Thanks to a sponsorship by Australian regenerative medicine company Mesoblast, the stem cell therapy trial is underway at several sites across the U.S., including in Maryland.
The therapy involves 300 people hospitalized with COVID-19 with moderate to severe acute respiratory distress syndrome.
“These are patients that are intubated, requiring great support for their lung function,” Dr. Sunjay Kaushal with the University of Maryland said.
COVID-19 patients often become very ill from an escalated immune response referred to as a cytokine storm, which creates high levels of inflammation that can be fatal. The experimental stem cell therapy called remestemcel-L, which has been developed for various inflammatory conditions like what is being seen with the coronavirus, aims to block or mitigate that response, Kaushal said.
“We’re trying to extrapolate from what they have been shown to be efficacious in trying to treat before and trying to use that type of therapy now for COVID-19 patients,” he said.
Once the final results from the trial are available, which could take between six and eight months, researchers hope to reach even more patients.
“We’re excited, we’ve seen some early signs that these cells may be efficacious,” Kaushal said.
Ultimately, their hope is to provide a new treatment for those suffering from the worst cases of COVID-19.
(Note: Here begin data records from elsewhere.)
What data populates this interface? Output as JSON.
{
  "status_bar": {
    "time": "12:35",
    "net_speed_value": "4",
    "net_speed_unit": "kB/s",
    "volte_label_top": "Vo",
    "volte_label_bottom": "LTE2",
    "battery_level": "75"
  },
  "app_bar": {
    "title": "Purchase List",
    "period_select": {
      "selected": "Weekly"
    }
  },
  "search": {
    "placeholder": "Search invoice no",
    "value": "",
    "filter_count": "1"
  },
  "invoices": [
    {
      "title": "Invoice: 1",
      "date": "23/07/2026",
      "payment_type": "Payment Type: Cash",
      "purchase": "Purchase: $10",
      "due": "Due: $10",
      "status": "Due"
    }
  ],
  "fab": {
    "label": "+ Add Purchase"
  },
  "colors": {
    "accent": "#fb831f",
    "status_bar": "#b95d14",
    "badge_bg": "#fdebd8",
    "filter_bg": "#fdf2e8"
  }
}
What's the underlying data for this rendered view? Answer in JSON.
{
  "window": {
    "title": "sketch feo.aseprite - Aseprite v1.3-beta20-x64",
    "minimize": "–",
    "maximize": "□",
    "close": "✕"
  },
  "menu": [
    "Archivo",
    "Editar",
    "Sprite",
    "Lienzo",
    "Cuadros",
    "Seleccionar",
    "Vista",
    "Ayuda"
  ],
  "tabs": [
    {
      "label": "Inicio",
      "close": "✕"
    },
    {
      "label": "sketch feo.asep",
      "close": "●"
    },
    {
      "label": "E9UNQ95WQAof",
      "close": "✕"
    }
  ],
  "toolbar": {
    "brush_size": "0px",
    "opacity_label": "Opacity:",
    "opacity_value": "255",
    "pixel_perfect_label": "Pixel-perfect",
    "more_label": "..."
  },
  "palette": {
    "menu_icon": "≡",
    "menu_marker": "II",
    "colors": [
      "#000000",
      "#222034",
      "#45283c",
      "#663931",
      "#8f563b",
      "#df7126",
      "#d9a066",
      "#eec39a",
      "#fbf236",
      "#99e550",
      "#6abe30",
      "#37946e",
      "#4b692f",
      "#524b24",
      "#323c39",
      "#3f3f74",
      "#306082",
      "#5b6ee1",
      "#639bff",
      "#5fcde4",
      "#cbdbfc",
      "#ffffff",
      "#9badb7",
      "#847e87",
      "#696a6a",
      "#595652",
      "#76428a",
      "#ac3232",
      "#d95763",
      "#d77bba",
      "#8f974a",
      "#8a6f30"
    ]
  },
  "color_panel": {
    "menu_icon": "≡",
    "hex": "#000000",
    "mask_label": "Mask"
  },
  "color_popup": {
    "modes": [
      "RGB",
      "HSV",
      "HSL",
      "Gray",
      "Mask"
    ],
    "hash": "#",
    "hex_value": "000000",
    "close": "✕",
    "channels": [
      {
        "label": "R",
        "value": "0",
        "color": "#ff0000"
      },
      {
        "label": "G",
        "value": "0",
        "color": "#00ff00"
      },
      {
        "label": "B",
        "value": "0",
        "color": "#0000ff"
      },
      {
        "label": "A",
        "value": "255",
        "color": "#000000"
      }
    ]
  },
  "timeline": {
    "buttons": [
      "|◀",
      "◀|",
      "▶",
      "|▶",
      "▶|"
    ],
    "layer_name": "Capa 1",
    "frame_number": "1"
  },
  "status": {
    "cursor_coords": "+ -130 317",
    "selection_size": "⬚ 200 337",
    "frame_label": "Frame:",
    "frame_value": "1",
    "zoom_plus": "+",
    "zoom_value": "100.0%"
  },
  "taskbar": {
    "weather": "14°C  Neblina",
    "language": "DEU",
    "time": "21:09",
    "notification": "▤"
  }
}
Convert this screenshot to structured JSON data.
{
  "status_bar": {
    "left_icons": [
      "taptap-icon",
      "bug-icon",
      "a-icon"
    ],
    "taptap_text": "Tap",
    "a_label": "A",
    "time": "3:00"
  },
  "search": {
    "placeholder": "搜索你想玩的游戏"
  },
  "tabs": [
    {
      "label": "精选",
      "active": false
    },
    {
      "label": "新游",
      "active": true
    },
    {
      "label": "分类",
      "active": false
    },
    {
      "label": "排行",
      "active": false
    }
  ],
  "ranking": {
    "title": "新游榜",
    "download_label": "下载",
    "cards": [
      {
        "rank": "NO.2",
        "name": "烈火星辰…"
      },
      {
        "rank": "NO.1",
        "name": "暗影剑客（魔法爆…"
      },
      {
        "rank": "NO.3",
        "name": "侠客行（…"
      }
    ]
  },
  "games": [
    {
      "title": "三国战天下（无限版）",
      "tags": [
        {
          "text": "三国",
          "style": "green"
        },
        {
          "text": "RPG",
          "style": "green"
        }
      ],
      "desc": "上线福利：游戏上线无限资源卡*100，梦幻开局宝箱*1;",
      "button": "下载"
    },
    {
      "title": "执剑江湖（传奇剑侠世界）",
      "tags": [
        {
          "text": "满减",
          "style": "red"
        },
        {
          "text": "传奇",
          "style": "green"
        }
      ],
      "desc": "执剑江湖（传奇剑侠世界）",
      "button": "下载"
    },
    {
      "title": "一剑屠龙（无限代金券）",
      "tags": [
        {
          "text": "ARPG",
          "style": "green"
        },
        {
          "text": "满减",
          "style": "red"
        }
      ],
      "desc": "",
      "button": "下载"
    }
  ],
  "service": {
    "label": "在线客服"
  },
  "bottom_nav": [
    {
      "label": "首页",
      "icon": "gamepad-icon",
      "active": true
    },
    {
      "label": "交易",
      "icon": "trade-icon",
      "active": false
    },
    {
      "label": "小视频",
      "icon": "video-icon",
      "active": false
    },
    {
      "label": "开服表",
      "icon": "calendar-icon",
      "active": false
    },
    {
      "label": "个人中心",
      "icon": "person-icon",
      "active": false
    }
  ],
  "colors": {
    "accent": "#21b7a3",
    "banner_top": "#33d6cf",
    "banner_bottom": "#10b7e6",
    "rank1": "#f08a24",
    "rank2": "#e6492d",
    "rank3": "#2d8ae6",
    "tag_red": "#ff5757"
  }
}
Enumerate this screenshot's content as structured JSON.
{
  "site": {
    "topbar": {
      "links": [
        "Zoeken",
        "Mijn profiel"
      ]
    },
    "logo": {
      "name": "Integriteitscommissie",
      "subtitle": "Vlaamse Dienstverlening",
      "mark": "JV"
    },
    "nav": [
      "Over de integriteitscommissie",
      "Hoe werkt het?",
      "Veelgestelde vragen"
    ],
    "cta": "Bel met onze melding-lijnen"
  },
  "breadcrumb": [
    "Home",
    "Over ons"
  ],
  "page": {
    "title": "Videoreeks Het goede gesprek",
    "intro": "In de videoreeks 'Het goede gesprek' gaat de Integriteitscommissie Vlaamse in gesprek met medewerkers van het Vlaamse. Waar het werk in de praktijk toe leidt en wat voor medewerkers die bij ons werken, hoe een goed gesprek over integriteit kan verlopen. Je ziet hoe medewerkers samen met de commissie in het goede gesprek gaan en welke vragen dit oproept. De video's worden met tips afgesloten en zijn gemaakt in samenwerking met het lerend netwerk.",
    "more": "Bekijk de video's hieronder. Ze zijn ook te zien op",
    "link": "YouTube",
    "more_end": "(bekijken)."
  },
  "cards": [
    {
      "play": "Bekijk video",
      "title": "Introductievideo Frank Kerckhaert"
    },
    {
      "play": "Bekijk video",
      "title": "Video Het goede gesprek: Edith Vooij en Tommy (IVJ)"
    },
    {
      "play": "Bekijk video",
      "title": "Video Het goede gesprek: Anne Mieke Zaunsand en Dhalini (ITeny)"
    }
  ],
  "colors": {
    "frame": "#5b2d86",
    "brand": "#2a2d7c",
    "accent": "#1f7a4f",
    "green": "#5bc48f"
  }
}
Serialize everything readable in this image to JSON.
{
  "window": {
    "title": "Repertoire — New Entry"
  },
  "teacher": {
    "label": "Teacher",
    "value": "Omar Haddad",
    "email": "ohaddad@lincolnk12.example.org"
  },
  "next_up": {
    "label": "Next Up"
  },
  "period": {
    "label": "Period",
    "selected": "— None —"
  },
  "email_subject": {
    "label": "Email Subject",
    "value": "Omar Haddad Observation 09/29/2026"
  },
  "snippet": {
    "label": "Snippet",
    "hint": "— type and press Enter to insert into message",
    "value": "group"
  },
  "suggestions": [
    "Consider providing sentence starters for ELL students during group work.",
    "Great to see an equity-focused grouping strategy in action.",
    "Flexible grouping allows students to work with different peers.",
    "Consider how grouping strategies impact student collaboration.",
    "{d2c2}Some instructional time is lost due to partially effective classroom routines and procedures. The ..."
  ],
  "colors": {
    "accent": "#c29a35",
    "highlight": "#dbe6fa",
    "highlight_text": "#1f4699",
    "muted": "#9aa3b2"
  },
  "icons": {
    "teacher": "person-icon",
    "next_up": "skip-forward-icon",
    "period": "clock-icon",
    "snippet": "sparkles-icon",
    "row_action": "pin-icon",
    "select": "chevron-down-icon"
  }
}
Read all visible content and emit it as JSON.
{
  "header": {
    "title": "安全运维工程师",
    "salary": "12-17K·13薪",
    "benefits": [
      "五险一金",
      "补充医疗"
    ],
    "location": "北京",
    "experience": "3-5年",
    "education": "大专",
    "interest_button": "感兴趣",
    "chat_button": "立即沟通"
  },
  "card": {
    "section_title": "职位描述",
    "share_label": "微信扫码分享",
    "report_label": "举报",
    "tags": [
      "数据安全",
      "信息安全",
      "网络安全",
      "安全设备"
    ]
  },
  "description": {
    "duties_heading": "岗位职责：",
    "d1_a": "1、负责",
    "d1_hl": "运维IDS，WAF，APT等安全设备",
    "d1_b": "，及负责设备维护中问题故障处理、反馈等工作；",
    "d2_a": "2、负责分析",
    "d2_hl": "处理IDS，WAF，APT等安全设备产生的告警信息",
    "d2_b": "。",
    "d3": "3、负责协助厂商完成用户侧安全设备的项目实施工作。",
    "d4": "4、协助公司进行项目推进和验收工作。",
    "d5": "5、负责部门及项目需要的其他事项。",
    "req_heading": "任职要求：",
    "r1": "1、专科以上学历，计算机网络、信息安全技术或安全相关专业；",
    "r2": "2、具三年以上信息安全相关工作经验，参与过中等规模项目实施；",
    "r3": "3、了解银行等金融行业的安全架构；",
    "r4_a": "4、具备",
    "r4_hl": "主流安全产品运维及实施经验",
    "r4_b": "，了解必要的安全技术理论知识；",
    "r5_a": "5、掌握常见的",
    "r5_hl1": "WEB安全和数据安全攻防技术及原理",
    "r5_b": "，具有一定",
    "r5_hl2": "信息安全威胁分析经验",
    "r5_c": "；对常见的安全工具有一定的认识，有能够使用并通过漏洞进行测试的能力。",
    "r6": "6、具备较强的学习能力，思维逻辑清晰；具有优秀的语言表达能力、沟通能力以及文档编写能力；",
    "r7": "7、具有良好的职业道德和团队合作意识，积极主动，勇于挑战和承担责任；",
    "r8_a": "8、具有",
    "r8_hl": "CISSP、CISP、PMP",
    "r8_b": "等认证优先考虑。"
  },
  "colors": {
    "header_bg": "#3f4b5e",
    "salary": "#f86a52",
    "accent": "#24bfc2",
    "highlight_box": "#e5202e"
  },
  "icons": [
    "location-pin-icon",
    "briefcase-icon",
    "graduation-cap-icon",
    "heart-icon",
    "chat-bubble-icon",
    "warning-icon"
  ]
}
“We’re hoping we can save a lot of patients’ lives,” Kaushal said.